Although it’s something of a commute from downtown, and a taxing decent down (and up!) the bluffs at UBC, the world famous Wreck Beach is well worth a sunny afternoon. For the gay section, keep to the far left when facing the ocean. There’s an underground economy providing burgers, beer, massages and ‘happy cookies’; bring cash. A little further along the shore, past the log booms, there are little pockets of secluded beach and glimpses of boys frolicking in the underbrush.
Museum of Anthropology -
Take advantage of having trekked out to UBC by including a few hours at the Museum of Anthropology, showcasing artefacts from throughout the world while focusing on the Pacific region. The setting, overlooking the Straight of Georgia, and the architecture of Arthur Erickson, whose modern and sensitive buildings dot the Vancouver landscape, are spectacular in themselves.
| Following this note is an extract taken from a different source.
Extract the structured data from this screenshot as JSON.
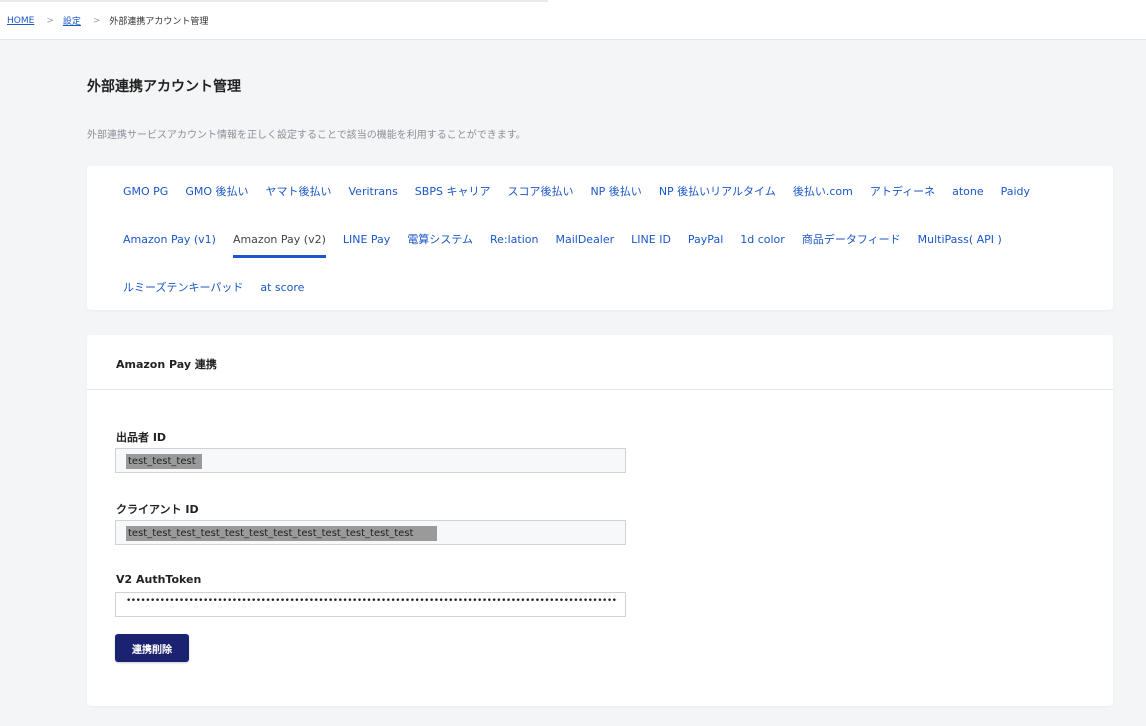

Fetish & Toy Shopping -
Vancouver has no shortage of sex shops, primarily along Granville Street. Of the GLBT vendors, the largest selection, along with a vast arrange of queer books, magazines and knick-knacks, Little Sister’s Book & Art Emporium is your best bet. Priape, part of a national chain, has more club clothes, swimsuits, videos and fetish wear, including leather and latex. Womyn’sWear is girl-centric, offering in-depth advice along with lubes, dildos and good vibrations.
The VAG -
Regardless of the touring exhibitions, the Vancouver Art Gallery is worth a stop for its permanent collection of works by Emily Carr, for whom the local art college is named. The only woman and only West Coast member of Canada’s Group of Seven impressionist painters, her images evoke the ancient forests and native cultures of the region.
Considered the second largest Chinatown in North America (next to San Francisco), this Vancouver neighbourhood preserves the narrow streets and jumbled shops of one of the city’s the founding communities. Look for the 1913 Sam Kee Building, the world’s narrowest building, the Dr. Sun Yat Sen Classical Chinese Gardens and other unique sites. Remarkably, the area was nearly bulldozed in the 1960s to make way for an expressway that was, thankfully, never built
Once the city’s warehouse district and rail yards, Yaletown has morphed into Vancouver’s hippest urban neighbourhood: high-rise condos, converted lofts, unique boutiques, brew pubs and trendy eateries - all a stone’s throw from downtown and strolling or cycling seawall.
Whistler & Victoria -
A few hours out of Vancouver by BC Ferries will bring you to the provincial capital, Victoria, considered to be “more English than England”. To the north - by car, bus or rail - is the skiing mecca of Whistler-Blackcomb, home of the annual WinterPRIDE gay ski week and the downhill events of 2010 Winter Olympic Games.